1/ I worked 50 years ago in this field, which at the time was highly topical and related to extensive empirical research and the development of new curricula. Some texts and studies can be found in my research section on RG.
2/ As far as I can see, there are no major movements in preschool education today, and you can't help but work your way through a variety of textbooks.
3/ The overview is made difficult by the fact that pre-school education in the individual countries - especially in Europe and the USA - has very different traditions, which date back to the time of classical reform pedagogy, i.e. are about 100 years old today.
4/ The educational race between the USA and the Soviet Union after the Second World War was strongly extended to pre-school education, after the Soviets had the Sputnik orbit the world in autumn 1957. America attempted to compensate for the educational deficit of the public school system, which was attributed to John Dewey's liberal education doctrine and its broad supporters: through the Head-Start Programme, which with some delay also led to new educational reforms in Western Europe, above all in Germany. From this time on, it is worthwhile to follow the further
I am just an undergraduate student with former and ongoing professional activitiy in ECE, so take my words with a pinch of salt.
I have always thought that "emergent" is a "politically charged" adjective, used by educators and researchers who base their intervention on the core ideas of children as active learners and of learning (and curriculum) emerging from the children's interest through the adult's attitude towards active listening and through democratic processes and interactions between adults and children, with relationships of power kept in mind and and under control. I guess that much of this comes from Reggio Emilia, at least in my limited experience and knowledge.
So, "emergent literacy" is literacy-related learning that arises from these processes in the first years of a child's life, since birth. There is a focus on children as complete human beings in the here and now, although in development.
On the other hand, "early literacy" reminds me of a broader definition of literacy for very young children, charged with different values. I think of the whole concept of early intervention with its focus on outcomes: think of what Mr. Retter wrote above about American programs for early intervention in disadvantaged areas.
I have never thought of the two definitions as mutually exclusive, but sure they point at nuanced differences in our approach to pedagogy, or maybe simply in our focus of the moment.
Disciplinary literacy focuses on the specific ways a content area thinks, uses language, and shares information. While much of the literature on disciplinary literacy suggests it is an advanced language strategy to be taught to secondary students, early childhood classrooms may be the ideal environment in which to introduce this type of field-speci...

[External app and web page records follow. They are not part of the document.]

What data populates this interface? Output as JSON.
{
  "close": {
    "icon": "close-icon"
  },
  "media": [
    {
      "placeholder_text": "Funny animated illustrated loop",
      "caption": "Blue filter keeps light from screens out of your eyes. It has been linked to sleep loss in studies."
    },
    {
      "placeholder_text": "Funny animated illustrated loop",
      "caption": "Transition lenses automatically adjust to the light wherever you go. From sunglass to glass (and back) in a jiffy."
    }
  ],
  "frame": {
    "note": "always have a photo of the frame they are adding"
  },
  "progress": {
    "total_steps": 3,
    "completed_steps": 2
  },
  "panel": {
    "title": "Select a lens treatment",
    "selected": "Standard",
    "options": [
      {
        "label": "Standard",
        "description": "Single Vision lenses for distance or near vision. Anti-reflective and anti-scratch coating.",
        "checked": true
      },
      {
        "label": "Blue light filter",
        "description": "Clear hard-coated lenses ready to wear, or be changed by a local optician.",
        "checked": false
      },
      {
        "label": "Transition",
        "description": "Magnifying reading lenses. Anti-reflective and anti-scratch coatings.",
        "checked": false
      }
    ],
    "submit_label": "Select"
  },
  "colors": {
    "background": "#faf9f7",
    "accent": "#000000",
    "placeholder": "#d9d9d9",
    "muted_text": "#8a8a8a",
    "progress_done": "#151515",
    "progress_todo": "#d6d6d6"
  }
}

Physical literacy (PL) is gaining more attention from educational policy-makers, practitioners, and researchers as a way to improve health and wellness outcomes for children and youth. While the development of PL is important for early years children, there is limited attention in the literature that explores the political, cultural, and social dis...
The study employed the sequential explanatory missed method design to identify the conditions that determine teachers' selection of literacy skills instructional strategies. One hundred and seventy-six (176) kindergarten teachers within the Agona West municipality constituted the sample size for the quantitative phase of the study of which 15 parti...